Serve alongside veterans in your local community in a volunteer capacity. Many veterans have chosen to continue to serving after their time in the military. Get involved with organizations like The Mission Continues, Team Rubicon, Team Red, White & Blue, or Habitat for Humanity to serve alongside veterans.
Veterans Day is a time for reflection. Regardless of whether you talk to veterans or give to veterans causes, we challenge you to reflect on common experiences in the veteran community. We have outlined some themes and issues that weigh on the minds of veterans and active duty service members as a starting point for reflecting on what it means to serve.
Reflections: The Military Experience
The military instills lifelong values. Those who share the bond of wearing the uniform learn the values of respect, loyalty, perseverance, family and sacrifice. Many veterans carry these values with them for the rest of their lives.
People join the military for different reasons. Although many members of the military serve out of a sense of patriotic duty, the reasons for joining the military are often much more diverse. Many join for the educational opportunities, avoiding economic hardship, escaping a family situation, or even as a path to citizenship. Others join purely out of a desire for adventure and excitement for the unknown.
Progress is hard to measure. Military units rotate through combat theaters at a frequent rate, and unit leadership change is constant. Many veterans risked their lives to make a small amount of progress, but that progress can be quickly reversed or simply forgotten. Especially with Vietnam and post-9/11 veterans, it makes reflecting on one’s time in service more complicated and unclear.
Deployments are not according to your schedule. Many veterans joined the military during a period of war in part to test themselves in combat. But being able to control when, where, and for how long you deploy is completely out of your control.
Redeployment results in mixed emotions. Many veterans are relieved to come home from deployment and reunite with family. Homecoming may be one of a veteran’s most significant memories. For others, redeployment can be a shift from playing a significant role in a team and carrying large responsibilities to a job that feels much more mundane and bureaucratic in the U.S.
Reflections: The Transition Out
‘We’ versus ‘I’. The transition from the military to industry can be difficult for veterans, many of whom pride themselves on not selling themselves and to always put the interests of the team first. This conflicts directly with the need to sell your individual attributes and accomplishments during job interviews. However, for organizations that do hire vets, they are likely to have an employee who puts the needs of the team above himself or herself.
Hesitation to talk about personal problems. Many veterans find it difficult to ask for help after spending years helping others. Many veterans fear that by speaking up, they could potentially miss out on the action or let down their team. After service, many don’t want to be viewed as a victim or a burden to the society they served. This makes it even harder to address complex issues like PTSD and suicide among veterans.

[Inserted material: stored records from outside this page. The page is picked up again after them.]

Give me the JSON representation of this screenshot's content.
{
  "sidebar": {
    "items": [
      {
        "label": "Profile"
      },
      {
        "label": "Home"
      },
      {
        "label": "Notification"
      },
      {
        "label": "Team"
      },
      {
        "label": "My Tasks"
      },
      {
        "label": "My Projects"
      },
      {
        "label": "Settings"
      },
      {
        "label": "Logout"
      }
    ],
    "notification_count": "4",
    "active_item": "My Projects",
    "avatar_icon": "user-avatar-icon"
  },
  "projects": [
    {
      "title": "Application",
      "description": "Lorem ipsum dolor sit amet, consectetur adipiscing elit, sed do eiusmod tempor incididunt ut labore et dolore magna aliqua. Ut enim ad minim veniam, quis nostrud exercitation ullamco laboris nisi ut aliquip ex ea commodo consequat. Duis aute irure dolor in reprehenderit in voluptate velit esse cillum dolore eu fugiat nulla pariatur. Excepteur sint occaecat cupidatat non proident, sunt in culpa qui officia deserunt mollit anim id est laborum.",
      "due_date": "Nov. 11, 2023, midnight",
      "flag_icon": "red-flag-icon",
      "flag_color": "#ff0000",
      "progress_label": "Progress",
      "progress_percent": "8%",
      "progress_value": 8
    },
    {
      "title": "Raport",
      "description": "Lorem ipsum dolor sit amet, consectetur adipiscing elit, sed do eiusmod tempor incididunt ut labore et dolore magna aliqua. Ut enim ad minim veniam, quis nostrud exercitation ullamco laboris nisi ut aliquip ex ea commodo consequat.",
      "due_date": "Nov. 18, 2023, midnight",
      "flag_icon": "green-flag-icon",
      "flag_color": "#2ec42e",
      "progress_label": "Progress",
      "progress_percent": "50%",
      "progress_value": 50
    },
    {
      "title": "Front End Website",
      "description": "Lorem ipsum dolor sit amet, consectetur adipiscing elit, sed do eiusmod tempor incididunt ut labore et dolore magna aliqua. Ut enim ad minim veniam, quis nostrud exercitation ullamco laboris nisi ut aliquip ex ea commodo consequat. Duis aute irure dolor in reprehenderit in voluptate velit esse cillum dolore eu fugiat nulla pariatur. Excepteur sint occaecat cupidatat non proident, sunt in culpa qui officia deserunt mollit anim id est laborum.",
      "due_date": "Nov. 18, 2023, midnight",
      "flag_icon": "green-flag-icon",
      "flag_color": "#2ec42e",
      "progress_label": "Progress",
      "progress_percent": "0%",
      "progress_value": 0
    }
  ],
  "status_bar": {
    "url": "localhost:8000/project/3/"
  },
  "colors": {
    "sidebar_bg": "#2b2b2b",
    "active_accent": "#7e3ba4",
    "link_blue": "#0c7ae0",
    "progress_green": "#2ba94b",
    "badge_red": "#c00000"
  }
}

We encourage you to listen, give, serve, and reflect on this Veterans Day.
Read the first blog, The Untouchable Veteran, in this two-part series here.